I've said it before and I'll say it again, own your mistakes right away. Apologize. Sincerely. You'll limit the damage and move back to that all-important task of building relationships. This is true for you and me just as much as it is true in the most recent case for Republican presidential candidate Mitt Romney.
On October 5, USA Today reported that Romney had finally issued a mea culpa for his infamous declaration negatively characterizing the 47% of the American public who would never vote for him. Specifically, he said: "Well, clearly in a campaign, with hundreds if not thousands of speeches and question-and-answer sessions, now and then you're going to say something that doesn't come out right. In this case, I said something that's just completely wrong."
Congratulations Mitt. That acceptance of responsibility for what you said will go a long way toward putting the issue behind you. Too bad for you and all the surrogates who actually tried to put a positive spin on your comment that you didn't step up to the plate the day your speech to that donor group hit the news. You could have/would have saved yourself and them a lot of trouble.
Campaigning for president is difficult and done over a long period of time. Inevitably, poor choices of words or bumbling explanations or outright wrong comments will be made. When that happens, the candidate can do him or herself an immense favor. Acknowledge what was said, accept responsibility for it and apologize. The story will disappear from the headlines quickly, and damage will be limited. Deny it, try to explain it away, or blame others for it and the story will gain traction and hurt far more than it ever should have.
Don’t be late. I know I’ve said it before, and I’ll say it again. If I only had one piece of etiquette advice I could give you, that would be it. Or, said more positively: Be on time.
A perfect example of the value of this advice occurred this weekend at the Ryder Cup matches. As the clock ticked closer and closer to Rory McIlroy’s 11:25AM tee-time, there was no McIloy to be found.
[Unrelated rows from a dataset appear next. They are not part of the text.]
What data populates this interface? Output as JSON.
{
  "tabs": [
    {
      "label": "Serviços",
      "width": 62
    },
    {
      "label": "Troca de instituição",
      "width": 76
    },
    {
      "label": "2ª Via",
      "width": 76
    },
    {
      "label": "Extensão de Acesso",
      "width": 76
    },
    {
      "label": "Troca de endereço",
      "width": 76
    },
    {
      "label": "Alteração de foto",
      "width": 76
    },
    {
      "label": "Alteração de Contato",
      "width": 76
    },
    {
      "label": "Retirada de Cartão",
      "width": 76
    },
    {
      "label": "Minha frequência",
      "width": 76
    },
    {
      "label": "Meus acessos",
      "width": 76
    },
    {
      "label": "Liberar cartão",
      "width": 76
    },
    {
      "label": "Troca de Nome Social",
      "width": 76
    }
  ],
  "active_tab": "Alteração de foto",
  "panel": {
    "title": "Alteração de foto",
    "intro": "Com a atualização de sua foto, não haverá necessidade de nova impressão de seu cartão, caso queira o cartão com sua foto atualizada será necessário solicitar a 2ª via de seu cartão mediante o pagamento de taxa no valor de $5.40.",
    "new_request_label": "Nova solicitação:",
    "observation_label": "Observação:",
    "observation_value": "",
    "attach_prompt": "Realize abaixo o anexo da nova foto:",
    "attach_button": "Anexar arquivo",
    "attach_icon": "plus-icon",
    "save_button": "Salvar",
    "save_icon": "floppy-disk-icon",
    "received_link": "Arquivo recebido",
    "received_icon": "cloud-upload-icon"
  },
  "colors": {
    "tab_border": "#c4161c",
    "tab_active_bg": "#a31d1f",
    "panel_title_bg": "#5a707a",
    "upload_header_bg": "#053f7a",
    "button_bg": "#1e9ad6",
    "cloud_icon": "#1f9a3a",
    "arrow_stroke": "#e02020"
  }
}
With ten minutes remaining, McIlroy finally arrived courtesy of a state trooper who kindly gave him a quick ride from his hotel to Medinah Country Club in Medinah, IL. Good thing he got the siren-wailing, lights-flashing ride, because the roads were packed with spectators trying to get to the venue. A couple of energy bars, a few putts, and he arrived on the tee at 11:22 with a mere three minutes to spare.
Professional golfers have to be on time. If McIlroy had been no more than five minutes late, he would have lost the hole. More than five minutes and he would have been disqualified.
Would it have really mattered if he had missed his tee-time and been disqualified? It sure would have. Incredibly, after leading the tournament 10-6 after day two, the Americans lost this year’s competition by one point: 14½ to 13½. All things being equal, without that trooper’s intervention, the Americans could have been hoisting the cup instead of the Europeans.
In that case, being late would have been a real bummer for McIlroy, and he knows it. “It’s my own fault, but if I let down these 11 other boys and vice captains and captains this week I would never forgive myself,” McIlroy said.
I realize it’s not often that you’ll have a Ryder Cup tournament hanging in the balance on whether you’re late or not, but make it a habit to be on time every time and avoid the negative consequences of being late—appearing disorganized and disrespectful and having to say, “I’m sorry.” They may not always say so, but people will appreciate and respect you for being on time.